This black and white photo was taken in 1954 by New York street photographer Frank Larson. I stumbled across his work recently and was blown away by his candid shots of New York life in the 1950’s, I highly suggest you check out his work.
With no need for a photographer and the popularization by Hollywood stars and starlets, it’s no wonder photo-booths were an extremely hot trend in the fifties. Marilyn Monroe, Audrey Hepburn, Truman Capote, Fred Astaire, Cyd Charisse and Ethel Merman were just a handful of the Hollywood crowd in the 1950’s that really brought the trend to a peak.
On the wacky art side of things, Andy Warhol was big a big advocate and first art promoter of photo-booths. Warhol loved the raw and charismatic photographs that photo-booths produced and found they were perfectly suited for his odd graphic design endeavors. Warhol generally used Times Square photo-booths in the sixties and challenged the commercial portrait world with his inclusion of photo-booth photos of models in Harper’s Bazaar.
The colorization of this photo was pretty time consuming due to the large amount of details, especially the out of focus items in the background and top shelf area. I did a good bit of research on the actual color of photo-booths in 1954 and found they were generally three colors, red, brown or teal. I would have preferred teal but the shadows in the original black and white indicated it was a darker tone.
Colorizing floors can be difficult because of all the different colors and scratching in the flooring. For the flooring in this photo, I used a base layer of black and then two shades of green and then a light gold layer to bring out the patterns in the floor and prevent the photo from appearing too flat.

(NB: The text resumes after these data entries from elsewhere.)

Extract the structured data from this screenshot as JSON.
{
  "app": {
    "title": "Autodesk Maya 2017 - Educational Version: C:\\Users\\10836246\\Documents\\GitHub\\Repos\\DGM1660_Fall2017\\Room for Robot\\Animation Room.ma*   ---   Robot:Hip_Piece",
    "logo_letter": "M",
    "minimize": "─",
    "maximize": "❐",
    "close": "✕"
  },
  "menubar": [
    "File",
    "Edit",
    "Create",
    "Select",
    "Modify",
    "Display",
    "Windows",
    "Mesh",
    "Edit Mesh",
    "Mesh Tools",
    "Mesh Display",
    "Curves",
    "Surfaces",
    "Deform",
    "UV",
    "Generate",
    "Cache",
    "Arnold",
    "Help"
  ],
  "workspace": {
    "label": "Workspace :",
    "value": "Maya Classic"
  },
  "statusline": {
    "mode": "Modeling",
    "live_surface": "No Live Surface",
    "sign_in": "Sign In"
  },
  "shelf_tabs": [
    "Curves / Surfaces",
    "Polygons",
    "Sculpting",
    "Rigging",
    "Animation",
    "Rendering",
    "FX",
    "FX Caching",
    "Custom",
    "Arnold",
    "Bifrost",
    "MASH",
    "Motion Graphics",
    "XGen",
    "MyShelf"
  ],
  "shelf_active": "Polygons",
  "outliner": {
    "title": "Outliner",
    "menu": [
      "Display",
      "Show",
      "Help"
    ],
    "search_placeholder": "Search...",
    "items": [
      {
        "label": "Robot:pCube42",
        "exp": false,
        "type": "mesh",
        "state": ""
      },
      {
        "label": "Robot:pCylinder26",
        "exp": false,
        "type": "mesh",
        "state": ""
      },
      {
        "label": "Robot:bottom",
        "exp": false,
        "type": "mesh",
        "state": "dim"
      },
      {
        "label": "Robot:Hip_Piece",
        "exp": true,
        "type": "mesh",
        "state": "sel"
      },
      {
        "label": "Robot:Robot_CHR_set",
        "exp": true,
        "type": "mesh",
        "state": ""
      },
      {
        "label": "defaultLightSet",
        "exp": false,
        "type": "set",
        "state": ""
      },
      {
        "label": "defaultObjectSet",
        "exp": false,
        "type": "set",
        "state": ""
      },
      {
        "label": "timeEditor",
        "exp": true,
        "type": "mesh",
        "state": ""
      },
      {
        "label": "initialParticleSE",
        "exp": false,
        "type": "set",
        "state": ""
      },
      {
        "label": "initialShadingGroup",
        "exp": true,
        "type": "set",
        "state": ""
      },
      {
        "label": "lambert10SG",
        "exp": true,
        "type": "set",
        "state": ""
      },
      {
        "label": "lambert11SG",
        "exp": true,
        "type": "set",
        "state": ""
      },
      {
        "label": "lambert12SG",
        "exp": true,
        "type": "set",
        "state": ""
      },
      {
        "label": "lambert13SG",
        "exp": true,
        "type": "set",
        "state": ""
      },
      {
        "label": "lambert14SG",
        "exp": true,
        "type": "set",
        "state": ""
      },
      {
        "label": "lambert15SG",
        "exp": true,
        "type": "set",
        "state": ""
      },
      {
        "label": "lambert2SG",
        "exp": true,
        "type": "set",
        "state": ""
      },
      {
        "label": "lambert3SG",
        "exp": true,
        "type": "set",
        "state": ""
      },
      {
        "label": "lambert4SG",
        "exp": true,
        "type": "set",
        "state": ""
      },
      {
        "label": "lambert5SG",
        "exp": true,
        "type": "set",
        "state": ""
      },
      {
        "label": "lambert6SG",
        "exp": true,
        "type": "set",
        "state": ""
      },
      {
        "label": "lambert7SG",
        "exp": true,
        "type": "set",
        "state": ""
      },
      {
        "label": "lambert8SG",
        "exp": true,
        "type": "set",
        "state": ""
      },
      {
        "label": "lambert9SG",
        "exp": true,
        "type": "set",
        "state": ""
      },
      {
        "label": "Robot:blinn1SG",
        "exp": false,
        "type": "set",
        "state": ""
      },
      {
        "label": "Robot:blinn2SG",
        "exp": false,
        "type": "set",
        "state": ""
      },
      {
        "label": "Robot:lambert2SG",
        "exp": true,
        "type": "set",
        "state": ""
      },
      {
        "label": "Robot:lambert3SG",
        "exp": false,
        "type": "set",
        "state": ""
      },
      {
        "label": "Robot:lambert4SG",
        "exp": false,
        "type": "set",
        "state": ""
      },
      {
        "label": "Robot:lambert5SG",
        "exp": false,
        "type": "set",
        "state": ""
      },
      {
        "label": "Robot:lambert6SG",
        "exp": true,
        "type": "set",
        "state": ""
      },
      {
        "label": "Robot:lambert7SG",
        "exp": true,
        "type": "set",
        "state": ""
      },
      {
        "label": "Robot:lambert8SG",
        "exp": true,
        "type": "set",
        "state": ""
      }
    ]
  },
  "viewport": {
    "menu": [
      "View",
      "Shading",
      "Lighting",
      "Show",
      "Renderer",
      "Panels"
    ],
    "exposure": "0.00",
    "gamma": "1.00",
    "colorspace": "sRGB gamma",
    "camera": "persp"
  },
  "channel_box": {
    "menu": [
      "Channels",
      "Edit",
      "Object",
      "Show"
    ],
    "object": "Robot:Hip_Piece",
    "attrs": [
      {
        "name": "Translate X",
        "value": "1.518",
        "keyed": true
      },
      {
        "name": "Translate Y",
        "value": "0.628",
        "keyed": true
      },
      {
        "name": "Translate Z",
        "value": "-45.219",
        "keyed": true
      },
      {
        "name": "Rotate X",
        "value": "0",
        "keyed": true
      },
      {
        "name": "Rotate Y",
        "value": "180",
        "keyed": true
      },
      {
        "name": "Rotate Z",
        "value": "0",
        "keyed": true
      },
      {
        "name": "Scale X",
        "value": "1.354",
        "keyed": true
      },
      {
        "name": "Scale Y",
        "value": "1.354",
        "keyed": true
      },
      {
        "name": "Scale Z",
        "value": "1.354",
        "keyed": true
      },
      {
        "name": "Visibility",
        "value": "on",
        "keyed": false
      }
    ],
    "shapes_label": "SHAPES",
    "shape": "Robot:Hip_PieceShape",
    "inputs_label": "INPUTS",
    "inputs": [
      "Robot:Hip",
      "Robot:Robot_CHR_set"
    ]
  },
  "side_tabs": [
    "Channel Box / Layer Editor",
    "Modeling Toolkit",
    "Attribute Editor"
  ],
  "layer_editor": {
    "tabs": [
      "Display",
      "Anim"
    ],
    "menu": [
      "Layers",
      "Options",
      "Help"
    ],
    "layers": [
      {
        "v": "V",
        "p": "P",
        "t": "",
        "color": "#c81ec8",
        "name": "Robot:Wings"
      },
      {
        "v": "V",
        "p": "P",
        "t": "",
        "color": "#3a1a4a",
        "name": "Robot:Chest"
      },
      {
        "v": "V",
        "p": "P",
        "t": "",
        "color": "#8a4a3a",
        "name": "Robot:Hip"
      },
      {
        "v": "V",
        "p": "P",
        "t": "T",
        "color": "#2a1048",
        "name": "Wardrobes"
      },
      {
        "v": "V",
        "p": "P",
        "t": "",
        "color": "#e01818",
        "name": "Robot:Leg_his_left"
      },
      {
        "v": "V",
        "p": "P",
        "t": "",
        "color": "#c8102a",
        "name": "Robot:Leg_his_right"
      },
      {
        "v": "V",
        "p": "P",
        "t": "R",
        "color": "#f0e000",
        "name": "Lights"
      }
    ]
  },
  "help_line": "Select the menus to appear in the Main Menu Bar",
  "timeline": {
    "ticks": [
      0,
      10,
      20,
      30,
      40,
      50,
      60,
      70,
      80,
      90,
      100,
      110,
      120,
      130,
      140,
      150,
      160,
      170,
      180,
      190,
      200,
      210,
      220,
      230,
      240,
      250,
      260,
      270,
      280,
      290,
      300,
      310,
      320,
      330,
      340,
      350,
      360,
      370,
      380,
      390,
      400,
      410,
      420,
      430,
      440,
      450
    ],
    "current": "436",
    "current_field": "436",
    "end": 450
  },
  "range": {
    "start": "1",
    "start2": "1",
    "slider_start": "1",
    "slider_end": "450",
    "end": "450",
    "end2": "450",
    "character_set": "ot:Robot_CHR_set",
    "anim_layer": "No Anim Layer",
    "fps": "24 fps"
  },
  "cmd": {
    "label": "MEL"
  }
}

Below is the origianl black and white photo along with my full size colorization. Feel free to share this photo on your social network of choice as well as leave any comments or questions in the comment section below.